**Requirement**
Each line of the data below that contains "photo" must be copied.

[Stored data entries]
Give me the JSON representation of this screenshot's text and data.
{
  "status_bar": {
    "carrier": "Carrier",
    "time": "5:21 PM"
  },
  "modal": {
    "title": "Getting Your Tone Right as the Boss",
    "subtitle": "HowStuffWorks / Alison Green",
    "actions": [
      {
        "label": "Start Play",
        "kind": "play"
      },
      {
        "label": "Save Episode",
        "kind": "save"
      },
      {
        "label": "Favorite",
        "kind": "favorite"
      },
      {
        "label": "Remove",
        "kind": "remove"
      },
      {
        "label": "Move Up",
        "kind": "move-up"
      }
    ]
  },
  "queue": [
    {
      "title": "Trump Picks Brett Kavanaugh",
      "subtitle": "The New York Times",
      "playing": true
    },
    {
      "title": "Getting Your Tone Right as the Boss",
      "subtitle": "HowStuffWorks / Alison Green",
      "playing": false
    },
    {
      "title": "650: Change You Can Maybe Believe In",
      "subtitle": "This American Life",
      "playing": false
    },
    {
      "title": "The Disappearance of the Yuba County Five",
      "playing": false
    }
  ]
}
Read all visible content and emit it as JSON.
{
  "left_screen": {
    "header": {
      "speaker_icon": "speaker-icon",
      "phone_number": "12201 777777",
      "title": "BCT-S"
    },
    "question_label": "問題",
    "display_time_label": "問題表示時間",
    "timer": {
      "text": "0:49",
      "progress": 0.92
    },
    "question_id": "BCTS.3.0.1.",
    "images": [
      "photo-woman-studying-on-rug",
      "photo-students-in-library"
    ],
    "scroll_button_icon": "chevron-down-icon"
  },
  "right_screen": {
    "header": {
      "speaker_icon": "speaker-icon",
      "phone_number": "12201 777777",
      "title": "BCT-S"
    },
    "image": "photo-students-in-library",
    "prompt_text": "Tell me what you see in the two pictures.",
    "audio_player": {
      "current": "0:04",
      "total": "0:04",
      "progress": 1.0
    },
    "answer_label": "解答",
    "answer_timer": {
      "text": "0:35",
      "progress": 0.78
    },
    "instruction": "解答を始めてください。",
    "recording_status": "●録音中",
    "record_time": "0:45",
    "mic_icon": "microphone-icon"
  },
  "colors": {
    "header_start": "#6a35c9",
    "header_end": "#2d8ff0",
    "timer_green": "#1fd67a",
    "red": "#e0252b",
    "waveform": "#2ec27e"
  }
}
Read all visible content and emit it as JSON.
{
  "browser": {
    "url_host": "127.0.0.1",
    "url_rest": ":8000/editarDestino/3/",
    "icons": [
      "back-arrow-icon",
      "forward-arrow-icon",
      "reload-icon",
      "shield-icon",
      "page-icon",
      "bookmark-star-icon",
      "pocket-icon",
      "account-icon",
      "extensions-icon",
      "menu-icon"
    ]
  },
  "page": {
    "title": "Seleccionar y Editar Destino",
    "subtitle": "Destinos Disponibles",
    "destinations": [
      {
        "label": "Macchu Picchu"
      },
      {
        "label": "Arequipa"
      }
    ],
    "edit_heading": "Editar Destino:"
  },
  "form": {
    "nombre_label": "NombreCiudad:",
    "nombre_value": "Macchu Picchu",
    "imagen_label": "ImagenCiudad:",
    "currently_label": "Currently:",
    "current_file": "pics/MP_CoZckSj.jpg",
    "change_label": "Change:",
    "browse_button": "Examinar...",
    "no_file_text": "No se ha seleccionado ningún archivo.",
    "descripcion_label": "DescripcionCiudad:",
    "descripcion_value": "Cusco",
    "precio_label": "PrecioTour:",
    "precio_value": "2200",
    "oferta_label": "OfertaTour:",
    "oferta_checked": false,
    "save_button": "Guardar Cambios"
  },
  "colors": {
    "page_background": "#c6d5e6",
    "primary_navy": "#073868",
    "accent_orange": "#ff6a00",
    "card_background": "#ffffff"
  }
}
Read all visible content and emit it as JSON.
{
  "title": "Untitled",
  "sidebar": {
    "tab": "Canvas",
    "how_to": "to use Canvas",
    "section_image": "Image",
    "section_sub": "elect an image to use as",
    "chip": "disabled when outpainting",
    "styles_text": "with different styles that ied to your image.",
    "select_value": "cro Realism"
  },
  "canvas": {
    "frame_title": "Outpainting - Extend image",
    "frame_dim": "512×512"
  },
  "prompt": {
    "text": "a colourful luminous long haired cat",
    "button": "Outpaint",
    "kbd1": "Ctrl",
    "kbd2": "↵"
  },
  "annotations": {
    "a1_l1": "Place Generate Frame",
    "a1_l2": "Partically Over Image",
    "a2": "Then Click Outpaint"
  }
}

**Solution for this task**
      "photo-woman-studying-on-rug",
      "photo-students-in-library"
    "image": "photo-students-in-library",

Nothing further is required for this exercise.